- Tablets facilitate real-time social networking. Nearly 3 in 5 tablet owners updated their social networking status or commented on others’ status on their device during September, while slightly less than half shared their location using a location-sharing site.
- The incremental reach through mobile and connected devices should not be underestimated. In the case of a publisher such as Pandora, the incremental reach of additional channels, such as connected devices, is significant. In August 2011, the additional mobile and connected device audience for Pandora accounted for more than half of their total cross-platform audience.
Although the Android platform accounts for the highest share of the smartphone market (43.7 percent in August), its total audience among mobile and connected devices in current use is eclipsed by the Apple iOS audience.
The iOS platform had the highest share of connected devices and smartphones in use at 43.1 percent, fueled by the iPad’s dominance in the tablet market, while Android accounted for 34.1 percent of the total mobile and connected device universe.
The iOS platform also accounts for the largest share of Internet traffic, measured in terms of browser-based page views, in the U.S. at present. When measuring market share of Internet traffic by platform, iOS accounted for more than half (58.5 percent) of the share of total non-computer traffic in the U.S. market.

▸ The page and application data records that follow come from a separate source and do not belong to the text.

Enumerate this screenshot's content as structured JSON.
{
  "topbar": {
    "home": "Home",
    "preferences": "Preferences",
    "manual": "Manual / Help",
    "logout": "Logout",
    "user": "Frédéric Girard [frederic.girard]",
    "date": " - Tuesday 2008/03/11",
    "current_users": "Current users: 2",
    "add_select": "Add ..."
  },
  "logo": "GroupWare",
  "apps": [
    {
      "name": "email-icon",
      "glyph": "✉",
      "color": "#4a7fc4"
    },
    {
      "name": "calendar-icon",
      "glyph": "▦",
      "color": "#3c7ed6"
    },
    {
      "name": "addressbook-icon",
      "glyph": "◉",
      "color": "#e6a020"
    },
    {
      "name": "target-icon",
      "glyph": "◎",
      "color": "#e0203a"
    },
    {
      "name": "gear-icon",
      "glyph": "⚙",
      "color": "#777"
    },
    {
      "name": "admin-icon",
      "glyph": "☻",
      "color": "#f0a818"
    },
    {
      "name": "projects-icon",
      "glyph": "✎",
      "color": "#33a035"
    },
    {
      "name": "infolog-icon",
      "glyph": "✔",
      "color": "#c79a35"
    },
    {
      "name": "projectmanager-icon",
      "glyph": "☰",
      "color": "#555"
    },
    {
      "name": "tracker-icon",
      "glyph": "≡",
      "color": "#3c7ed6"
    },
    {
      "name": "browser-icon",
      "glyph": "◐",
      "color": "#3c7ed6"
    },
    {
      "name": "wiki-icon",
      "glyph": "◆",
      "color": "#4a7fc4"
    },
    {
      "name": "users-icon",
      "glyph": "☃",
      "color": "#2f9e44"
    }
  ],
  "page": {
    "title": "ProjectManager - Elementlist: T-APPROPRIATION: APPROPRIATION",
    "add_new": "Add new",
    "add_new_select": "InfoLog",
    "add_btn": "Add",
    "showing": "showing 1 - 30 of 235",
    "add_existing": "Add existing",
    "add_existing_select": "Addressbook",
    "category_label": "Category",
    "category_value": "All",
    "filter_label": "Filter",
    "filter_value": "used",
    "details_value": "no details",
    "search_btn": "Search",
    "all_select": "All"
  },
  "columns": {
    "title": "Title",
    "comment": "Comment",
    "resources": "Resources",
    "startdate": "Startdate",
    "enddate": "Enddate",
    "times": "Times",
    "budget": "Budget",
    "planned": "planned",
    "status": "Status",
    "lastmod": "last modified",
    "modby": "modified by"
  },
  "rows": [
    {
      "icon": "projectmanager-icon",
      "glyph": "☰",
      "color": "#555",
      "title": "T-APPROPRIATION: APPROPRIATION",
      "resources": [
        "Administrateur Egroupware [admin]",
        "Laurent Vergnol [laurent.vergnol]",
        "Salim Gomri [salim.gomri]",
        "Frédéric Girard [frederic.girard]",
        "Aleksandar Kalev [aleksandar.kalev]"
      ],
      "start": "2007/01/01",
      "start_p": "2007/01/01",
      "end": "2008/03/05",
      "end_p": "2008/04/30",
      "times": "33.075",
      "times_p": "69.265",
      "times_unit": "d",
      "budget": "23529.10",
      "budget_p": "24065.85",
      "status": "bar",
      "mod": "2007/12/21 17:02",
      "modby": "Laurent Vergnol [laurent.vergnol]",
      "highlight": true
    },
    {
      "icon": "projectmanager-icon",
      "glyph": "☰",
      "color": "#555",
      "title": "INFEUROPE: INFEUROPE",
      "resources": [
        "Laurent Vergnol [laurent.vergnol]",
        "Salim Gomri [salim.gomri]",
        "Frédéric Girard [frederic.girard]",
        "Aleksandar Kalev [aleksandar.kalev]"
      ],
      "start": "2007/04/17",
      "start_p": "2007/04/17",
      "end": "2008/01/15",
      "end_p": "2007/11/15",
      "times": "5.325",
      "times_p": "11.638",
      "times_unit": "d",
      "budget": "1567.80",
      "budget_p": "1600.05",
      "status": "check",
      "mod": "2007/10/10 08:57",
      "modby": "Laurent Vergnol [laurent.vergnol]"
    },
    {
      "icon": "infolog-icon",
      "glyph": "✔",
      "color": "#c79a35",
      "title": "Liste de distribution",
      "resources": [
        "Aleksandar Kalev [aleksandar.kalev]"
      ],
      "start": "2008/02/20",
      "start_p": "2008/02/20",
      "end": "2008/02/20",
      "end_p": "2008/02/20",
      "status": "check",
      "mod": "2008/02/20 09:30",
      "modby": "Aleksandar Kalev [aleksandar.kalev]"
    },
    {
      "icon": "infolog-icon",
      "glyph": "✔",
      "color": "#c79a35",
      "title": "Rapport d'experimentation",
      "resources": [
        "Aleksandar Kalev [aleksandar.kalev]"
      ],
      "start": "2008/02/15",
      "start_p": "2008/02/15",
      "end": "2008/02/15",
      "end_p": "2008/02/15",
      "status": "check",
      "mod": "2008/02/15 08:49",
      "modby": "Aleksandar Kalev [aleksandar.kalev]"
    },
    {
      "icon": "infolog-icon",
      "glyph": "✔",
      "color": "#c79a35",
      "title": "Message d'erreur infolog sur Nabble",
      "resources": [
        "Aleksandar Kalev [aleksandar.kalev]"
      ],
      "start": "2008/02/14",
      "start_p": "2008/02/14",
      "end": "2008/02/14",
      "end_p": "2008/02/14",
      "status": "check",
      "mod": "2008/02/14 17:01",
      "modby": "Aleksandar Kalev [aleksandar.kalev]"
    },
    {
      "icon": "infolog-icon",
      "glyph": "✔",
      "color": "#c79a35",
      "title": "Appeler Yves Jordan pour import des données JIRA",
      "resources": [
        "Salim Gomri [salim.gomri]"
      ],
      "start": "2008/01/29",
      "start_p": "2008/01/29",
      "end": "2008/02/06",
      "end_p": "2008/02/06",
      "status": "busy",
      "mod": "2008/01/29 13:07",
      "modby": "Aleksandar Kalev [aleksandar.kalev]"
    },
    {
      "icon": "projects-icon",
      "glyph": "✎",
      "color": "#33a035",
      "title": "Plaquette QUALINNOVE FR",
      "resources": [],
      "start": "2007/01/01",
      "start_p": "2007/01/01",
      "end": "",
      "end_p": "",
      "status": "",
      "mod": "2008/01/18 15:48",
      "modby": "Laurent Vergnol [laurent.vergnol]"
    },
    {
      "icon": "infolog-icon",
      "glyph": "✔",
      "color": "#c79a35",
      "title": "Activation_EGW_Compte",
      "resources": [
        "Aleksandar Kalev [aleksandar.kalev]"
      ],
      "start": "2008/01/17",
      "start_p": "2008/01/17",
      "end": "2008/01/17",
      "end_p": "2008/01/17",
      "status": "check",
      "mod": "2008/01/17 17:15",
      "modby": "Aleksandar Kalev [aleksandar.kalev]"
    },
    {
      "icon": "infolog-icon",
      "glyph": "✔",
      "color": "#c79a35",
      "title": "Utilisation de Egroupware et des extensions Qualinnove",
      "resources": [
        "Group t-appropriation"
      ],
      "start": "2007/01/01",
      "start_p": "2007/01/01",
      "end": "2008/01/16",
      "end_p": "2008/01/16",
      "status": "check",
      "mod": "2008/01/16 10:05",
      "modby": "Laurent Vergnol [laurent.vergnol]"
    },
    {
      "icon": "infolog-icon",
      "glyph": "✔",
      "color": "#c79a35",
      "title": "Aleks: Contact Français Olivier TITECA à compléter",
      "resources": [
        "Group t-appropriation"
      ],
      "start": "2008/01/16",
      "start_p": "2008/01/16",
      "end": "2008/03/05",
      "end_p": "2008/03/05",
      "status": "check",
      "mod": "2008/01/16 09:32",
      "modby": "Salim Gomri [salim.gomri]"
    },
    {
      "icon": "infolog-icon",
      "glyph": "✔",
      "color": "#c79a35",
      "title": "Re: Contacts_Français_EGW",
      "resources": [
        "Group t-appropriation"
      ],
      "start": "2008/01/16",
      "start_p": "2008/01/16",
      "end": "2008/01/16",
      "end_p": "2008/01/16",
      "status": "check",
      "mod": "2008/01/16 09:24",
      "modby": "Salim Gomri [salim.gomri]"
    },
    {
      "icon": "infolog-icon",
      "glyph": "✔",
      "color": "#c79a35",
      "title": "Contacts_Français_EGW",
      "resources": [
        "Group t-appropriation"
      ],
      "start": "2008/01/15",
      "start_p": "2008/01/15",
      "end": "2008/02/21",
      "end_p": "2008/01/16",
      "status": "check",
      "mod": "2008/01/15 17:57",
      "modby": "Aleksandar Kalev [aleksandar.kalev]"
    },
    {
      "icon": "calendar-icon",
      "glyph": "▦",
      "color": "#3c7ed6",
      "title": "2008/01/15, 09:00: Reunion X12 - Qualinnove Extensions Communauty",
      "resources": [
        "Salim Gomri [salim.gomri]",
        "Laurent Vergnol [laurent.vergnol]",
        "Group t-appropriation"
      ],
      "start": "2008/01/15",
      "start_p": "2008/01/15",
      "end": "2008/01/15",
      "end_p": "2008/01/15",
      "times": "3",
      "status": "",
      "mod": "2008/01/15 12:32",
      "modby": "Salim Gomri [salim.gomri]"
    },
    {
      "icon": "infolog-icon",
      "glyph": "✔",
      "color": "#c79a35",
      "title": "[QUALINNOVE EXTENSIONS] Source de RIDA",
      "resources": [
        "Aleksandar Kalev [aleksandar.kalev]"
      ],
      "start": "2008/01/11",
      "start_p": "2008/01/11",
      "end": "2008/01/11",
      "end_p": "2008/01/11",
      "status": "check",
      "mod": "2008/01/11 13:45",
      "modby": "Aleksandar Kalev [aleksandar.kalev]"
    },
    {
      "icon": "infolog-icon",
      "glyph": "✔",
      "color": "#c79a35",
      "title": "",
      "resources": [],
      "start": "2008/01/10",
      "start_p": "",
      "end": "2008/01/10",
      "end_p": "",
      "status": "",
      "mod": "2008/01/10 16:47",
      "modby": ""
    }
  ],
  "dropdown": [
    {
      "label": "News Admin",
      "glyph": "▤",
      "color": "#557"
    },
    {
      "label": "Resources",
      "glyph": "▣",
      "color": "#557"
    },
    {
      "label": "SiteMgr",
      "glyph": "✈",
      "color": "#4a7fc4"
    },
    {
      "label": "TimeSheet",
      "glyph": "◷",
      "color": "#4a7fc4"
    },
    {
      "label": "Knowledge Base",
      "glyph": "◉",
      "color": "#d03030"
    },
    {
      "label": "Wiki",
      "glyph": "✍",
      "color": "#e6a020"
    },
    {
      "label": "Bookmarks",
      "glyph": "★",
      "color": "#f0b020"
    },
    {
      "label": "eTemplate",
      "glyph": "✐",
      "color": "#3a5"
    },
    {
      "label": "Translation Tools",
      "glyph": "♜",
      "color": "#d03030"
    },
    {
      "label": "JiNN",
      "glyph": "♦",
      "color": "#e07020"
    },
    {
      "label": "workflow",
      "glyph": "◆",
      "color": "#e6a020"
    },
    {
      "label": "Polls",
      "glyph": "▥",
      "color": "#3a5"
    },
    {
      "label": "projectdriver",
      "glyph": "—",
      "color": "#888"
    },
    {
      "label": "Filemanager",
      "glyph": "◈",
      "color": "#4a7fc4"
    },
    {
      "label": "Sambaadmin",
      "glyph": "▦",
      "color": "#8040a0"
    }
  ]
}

Android OS ranked second, delivering 31.9 percent of overall non-computer traffic in August. With iOS having a significantly higher share of traffic (58.5 percent) compared to its share of devices (43.1 percent), it suggests that iOS users are heavier-than-average consumers of Internet content -- they're the digital omnivores. Their appetite is voracious.